PROMPT
Below are some entries; can you quote all of them exactly?

DATA SECTION
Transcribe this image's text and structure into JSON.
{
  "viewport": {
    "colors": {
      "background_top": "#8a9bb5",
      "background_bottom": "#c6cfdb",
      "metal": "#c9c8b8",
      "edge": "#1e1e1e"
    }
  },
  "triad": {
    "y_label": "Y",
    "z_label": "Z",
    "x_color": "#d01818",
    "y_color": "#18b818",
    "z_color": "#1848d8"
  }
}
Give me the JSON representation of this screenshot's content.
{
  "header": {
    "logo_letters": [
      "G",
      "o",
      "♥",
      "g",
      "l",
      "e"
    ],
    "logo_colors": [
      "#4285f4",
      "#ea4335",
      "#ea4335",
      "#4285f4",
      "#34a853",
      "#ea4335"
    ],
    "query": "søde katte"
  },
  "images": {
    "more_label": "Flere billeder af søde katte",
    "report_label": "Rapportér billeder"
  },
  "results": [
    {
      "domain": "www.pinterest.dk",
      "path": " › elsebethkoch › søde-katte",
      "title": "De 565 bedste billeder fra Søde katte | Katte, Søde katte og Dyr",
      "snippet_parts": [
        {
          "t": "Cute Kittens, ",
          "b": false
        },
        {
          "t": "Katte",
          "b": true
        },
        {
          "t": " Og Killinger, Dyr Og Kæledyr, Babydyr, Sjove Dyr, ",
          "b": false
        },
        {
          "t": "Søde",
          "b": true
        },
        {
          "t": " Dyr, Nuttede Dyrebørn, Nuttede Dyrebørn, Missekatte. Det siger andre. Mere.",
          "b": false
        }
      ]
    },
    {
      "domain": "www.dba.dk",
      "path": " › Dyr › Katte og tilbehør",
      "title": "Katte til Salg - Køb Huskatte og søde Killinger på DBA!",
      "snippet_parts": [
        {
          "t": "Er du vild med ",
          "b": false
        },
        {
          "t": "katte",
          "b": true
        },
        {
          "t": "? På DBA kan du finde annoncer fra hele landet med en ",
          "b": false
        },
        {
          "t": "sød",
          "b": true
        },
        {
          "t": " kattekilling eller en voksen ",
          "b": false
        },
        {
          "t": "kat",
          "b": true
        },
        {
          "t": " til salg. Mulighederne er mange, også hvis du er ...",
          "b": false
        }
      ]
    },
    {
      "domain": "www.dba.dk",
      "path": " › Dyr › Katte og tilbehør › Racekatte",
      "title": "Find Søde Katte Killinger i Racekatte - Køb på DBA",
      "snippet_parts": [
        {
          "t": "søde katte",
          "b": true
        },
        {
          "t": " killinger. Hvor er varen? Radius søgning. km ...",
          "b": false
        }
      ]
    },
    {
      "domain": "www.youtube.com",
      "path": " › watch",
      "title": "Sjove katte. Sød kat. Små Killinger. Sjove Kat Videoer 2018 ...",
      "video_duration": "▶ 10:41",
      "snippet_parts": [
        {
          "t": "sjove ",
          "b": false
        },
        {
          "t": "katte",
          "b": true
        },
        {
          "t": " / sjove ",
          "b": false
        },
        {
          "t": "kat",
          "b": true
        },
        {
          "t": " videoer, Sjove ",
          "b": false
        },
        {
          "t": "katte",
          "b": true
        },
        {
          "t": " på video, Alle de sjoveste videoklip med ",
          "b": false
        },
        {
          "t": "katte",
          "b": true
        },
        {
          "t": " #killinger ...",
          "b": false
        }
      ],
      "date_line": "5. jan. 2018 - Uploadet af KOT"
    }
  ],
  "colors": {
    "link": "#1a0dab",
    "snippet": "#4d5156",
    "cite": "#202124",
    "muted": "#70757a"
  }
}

RESPONSE BELOW
Transcribe this image's text and structure into JSON.
{
  "viewport": {
    "colors": {
      "background_top": "#8a9bb5",
      "background_bottom": "#c6cfdb",
      "metal": "#c9c8b8",
      "edge": "#1e1e1e"
    }
  },
  "triad": {
    "y_label": "Y",
    "z_label": "Z",
    "x_color": "#d01818",
    "y_color": "#18b818",
    "z_color": "#1848d8"
  }
}
Give me the JSON representation of this screenshot's content.
{
  "header": {
    "logo_letters": [
      "G",
      "o",
      "♥",
      "g",
      "l",
      "e"
    ],
    "logo_colors": [
      "#4285f4",
      "#ea4335",
      "#ea4335",
      "#4285f4",
      "#34a853",
      "#ea4335"
    ],
    "query": "søde katte"
  },
  "images": {
    "more_label": "Flere billeder af søde katte",
    "report_label": "Rapportér billeder"
  },
  "results": [
    {
      "domain": "www.pinterest.dk",
      "path": " › elsebethkoch › søde-katte",
      "title": "De 565 bedste billeder fra Søde katte | Katte, Søde katte og Dyr",
      "snippet_parts": [
        {
          "t": "Cute Kittens, ",
          "b": false
        },
        {
          "t": "Katte",
          "b": true
        },
        {
          "t": " Og Killinger, Dyr Og Kæledyr, Babydyr, Sjove Dyr, ",
          "b": false
        },
        {
          "t": "Søde",
          "b": true
        },
        {
          "t": " Dyr, Nuttede Dyrebørn, Nuttede Dyrebørn, Missekatte. Det siger andre. Mere.",
          "b": false
        }
      ]
    },
    {
      "domain": "www.dba.dk",
      "path": " › Dyr › Katte og tilbehør",
      "title": "Katte til Salg - Køb Huskatte og søde Killinger på DBA!",
      "snippet_parts": [
        {
          "t": "Er du vild med ",
          "b": false
        },
        {
          "t": "katte",
          "b": true
        },
        {
          "t": "? På DBA kan du finde annoncer fra hele landet med en ",
          "b": false
        },
        {
          "t": "sød",
          "b": true
        },
        {
          "t": " kattekilling eller en voksen ",
          "b": false
        },
        {
          "t": "kat",
          "b": true
        },
        {
          "t": " til salg. Mulighederne er mange, også hvis du er ...",
          "b": false
        }
      ]
    },
    {
      "domain": "www.dba.dk",
      "path": " › Dyr › Katte og tilbehør › Racekatte",
      "title": "Find Søde Katte Killinger i Racekatte - Køb på DBA",
      "snippet_parts": [
        {
          "t": "søde katte",
          "b": true
        },
        {
          "t": " killinger. Hvor er varen? Radius søgning. km ...",
          "b": false
        }
      ]
    },
    {
      "domain": "www.youtube.com",
      "path": " › watch",
      "title": "Sjove katte. Sød kat. Små Killinger. Sjove Kat Videoer 2018 ...",
      "video_duration": "▶ 10:41",
      "snippet_parts": [
        {
          "t": "sjove ",
          "b": false
        },
        {
          "t": "katte",
          "b": true
        },
        {
          "t": " / sjove ",
          "b": false
        },
        {
          "t": "kat",
          "b": true
        },
        {
          "t": " videoer, Sjove ",
          "b": false
        },
        {
          "t": "katte",
          "b": true
        },
        {
          "t": " på video, Alle de sjoveste videoklip med ",
          "b": false
        },
        {
          "t": "katte",
          "b": true
        },
        {
          "t": " #killinger ...",
          "b": false
        }
      ],
      "date_line": "5. jan. 2018 - Uploadet af KOT"
    }
  ],
  "colors": {
    "link": "#1a0dab",
    "snippet": "#4d5156",
    "cite": "#202124",
    "muted": "#70757a"
  }
}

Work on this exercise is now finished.